A bare number is the expected answer: the count of lines in the records that contain the word "true".

★ ★ ★ ★ ★ ★ ★

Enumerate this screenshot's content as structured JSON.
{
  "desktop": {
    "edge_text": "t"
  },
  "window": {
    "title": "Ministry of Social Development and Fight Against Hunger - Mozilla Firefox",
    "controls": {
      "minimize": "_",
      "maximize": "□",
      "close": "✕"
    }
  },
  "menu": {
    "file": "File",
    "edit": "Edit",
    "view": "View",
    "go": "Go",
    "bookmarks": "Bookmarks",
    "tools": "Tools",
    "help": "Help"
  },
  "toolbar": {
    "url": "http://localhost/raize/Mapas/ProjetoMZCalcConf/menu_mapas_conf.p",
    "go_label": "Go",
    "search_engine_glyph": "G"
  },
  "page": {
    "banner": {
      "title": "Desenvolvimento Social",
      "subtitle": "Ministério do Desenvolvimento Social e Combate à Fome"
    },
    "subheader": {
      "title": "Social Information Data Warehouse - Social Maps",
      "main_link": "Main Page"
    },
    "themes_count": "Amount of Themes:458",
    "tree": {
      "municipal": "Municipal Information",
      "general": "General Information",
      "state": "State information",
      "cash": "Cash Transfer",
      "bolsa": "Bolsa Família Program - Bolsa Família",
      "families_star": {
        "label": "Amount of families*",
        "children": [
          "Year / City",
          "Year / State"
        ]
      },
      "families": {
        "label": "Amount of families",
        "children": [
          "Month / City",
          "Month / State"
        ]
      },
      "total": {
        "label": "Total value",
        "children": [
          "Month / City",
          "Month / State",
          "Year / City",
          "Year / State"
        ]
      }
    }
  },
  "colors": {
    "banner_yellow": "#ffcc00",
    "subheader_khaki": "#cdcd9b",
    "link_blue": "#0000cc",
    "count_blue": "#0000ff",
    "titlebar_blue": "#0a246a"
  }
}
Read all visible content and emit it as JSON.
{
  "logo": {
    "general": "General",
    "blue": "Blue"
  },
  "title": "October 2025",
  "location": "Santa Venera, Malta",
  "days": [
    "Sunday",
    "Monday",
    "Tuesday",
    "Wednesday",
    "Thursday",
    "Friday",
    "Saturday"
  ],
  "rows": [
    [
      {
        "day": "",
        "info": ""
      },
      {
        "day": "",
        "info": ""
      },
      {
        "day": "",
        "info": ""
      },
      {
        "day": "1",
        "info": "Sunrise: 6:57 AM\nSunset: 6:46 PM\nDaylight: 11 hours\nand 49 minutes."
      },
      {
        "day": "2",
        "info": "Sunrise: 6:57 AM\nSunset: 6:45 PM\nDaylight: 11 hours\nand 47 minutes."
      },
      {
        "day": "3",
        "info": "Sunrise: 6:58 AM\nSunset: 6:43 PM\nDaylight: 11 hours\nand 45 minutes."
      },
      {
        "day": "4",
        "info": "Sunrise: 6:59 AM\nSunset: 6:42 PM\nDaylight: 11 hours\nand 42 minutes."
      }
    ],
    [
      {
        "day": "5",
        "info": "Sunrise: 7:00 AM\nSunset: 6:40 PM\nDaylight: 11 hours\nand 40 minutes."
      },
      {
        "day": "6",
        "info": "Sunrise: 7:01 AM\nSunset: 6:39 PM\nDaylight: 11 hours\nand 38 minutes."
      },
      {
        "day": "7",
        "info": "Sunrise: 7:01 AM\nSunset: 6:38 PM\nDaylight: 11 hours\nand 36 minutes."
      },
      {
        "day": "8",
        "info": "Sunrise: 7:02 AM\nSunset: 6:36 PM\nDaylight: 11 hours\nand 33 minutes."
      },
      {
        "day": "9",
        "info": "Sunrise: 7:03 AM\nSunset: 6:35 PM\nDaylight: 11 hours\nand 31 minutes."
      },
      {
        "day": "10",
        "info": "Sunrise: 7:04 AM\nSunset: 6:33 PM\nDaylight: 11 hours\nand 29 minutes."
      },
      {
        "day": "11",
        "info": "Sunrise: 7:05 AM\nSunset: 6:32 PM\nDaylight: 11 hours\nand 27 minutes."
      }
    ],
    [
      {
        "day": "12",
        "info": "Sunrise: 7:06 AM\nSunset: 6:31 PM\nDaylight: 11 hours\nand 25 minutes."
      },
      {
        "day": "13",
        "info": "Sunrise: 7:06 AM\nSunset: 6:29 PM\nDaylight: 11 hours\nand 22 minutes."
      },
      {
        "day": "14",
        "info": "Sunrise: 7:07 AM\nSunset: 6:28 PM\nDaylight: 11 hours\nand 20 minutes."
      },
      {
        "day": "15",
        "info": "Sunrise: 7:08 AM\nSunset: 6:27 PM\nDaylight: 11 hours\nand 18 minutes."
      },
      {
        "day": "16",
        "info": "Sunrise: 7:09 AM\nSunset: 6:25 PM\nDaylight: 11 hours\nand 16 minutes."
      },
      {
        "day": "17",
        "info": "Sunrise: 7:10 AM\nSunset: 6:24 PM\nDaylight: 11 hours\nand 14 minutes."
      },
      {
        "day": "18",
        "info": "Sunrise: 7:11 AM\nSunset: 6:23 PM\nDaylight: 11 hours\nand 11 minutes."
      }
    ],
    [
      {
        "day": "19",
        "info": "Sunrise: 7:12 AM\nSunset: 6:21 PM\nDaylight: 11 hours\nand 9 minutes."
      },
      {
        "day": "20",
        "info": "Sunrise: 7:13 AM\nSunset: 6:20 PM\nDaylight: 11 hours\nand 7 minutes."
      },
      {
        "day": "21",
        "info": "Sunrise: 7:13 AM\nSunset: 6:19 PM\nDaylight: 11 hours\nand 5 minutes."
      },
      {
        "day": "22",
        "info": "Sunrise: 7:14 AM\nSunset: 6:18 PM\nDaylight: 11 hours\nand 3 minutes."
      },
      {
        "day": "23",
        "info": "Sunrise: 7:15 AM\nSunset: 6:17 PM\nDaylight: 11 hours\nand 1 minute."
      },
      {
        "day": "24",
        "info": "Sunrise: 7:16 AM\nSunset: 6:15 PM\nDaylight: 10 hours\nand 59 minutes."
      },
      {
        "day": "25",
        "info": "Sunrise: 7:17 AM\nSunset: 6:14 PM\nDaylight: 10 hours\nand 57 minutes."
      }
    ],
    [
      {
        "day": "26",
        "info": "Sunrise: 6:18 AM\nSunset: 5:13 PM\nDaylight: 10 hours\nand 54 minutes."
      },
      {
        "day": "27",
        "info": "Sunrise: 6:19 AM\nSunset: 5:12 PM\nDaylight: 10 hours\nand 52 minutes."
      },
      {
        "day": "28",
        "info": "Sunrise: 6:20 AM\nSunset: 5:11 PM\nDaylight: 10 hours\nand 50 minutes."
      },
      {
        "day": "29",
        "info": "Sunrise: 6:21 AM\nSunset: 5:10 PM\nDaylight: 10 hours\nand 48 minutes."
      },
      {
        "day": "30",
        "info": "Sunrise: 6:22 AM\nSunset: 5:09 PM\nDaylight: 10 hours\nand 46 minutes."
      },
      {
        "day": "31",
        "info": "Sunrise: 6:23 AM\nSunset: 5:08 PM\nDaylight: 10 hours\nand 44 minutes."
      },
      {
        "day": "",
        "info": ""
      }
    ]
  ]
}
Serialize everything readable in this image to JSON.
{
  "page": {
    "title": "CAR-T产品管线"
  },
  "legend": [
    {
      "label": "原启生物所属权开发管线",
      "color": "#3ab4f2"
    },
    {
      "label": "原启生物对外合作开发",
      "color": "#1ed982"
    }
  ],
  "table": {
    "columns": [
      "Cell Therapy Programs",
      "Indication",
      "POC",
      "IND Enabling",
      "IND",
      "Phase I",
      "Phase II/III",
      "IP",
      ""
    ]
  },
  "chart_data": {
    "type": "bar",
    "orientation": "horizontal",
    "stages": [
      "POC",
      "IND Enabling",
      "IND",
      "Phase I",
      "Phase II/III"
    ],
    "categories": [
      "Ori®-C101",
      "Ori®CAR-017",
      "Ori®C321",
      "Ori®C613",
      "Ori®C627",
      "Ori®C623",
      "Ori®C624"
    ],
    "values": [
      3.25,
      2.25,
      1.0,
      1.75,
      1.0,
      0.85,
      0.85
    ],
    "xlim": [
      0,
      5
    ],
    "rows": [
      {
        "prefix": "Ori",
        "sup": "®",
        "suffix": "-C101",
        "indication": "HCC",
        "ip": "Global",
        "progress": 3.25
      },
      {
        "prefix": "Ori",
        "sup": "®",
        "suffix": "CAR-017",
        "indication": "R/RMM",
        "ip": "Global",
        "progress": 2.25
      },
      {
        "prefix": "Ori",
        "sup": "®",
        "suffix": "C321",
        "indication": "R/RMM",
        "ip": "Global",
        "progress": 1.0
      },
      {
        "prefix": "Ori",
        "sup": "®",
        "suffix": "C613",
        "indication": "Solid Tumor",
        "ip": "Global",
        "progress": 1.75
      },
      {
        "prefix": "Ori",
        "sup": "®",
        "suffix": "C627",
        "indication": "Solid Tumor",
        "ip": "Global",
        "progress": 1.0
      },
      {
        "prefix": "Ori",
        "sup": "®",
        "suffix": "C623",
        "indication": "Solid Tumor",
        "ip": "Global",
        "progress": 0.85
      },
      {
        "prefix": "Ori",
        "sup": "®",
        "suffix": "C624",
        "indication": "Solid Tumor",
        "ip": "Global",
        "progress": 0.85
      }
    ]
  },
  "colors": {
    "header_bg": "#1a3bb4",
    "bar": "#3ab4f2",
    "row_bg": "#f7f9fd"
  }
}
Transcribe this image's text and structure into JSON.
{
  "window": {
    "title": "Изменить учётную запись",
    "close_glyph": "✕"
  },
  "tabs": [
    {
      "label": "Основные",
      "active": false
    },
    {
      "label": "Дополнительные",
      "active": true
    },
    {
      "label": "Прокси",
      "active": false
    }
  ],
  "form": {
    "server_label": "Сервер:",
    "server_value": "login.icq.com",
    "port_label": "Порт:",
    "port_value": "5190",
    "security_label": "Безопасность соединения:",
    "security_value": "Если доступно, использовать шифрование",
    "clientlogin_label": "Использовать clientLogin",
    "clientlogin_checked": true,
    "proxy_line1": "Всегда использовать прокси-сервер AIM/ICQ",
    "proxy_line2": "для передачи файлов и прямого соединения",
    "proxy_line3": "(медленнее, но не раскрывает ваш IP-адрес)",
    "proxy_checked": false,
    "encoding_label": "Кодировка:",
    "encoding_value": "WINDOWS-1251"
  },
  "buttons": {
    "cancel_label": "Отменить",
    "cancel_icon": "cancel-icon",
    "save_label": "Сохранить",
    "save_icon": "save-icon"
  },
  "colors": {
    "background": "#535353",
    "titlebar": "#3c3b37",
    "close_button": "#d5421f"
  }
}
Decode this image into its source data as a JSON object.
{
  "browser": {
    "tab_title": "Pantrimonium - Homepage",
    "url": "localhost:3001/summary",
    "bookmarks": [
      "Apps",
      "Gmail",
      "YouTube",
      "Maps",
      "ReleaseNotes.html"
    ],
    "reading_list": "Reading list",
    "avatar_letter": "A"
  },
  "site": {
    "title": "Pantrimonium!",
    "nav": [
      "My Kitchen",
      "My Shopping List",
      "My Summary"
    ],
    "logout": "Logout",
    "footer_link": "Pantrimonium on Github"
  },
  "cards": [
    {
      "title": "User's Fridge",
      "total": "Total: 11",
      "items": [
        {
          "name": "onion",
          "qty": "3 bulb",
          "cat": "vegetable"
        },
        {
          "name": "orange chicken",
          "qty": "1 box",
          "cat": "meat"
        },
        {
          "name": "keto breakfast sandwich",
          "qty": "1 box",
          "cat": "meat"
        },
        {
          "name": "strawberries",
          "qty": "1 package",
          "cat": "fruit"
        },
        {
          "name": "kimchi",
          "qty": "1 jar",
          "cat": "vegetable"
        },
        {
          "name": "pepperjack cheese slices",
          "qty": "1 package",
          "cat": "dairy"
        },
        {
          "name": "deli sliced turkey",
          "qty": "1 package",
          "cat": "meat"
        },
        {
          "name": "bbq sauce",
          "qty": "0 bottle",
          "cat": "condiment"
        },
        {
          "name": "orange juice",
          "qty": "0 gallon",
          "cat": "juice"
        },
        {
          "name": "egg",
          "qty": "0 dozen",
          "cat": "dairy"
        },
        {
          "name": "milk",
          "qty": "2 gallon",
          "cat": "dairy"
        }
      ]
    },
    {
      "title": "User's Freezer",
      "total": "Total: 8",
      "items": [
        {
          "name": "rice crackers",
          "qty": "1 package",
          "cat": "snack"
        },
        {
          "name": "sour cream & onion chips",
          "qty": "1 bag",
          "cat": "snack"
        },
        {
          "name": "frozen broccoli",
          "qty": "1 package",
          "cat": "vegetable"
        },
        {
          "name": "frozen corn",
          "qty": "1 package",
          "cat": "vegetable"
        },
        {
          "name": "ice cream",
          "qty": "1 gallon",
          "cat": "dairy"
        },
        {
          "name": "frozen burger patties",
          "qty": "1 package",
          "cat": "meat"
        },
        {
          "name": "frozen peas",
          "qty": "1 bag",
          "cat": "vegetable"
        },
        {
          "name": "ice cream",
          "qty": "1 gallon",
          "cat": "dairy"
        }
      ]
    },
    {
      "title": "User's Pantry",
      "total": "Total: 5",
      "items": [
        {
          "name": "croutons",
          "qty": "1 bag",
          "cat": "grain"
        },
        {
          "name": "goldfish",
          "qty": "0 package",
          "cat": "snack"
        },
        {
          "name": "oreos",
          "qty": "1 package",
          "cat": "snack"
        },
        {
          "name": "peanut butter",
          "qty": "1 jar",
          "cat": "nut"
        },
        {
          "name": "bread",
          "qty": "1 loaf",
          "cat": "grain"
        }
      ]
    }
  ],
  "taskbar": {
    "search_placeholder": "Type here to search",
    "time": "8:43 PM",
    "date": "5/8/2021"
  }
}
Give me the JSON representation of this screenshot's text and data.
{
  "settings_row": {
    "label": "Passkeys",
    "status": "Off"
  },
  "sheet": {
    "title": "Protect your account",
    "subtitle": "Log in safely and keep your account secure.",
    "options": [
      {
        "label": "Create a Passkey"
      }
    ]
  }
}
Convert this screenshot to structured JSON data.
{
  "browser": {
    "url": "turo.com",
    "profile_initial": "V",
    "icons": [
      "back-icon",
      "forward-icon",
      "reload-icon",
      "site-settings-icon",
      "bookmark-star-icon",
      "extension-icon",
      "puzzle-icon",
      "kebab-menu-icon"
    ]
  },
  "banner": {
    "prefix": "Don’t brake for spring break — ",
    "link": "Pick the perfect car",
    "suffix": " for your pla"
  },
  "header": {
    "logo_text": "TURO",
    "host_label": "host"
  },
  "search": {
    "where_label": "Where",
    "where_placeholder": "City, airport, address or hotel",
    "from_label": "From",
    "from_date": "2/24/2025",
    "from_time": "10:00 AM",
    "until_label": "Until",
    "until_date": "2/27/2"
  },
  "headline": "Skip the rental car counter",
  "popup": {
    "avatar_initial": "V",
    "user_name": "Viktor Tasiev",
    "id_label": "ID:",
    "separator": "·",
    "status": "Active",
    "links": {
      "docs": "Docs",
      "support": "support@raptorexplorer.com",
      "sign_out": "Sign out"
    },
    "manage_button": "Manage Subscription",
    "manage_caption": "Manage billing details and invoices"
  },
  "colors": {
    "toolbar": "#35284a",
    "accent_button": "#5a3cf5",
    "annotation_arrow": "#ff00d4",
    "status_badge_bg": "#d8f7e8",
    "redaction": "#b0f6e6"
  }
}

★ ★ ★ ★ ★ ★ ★

◆ Response: 2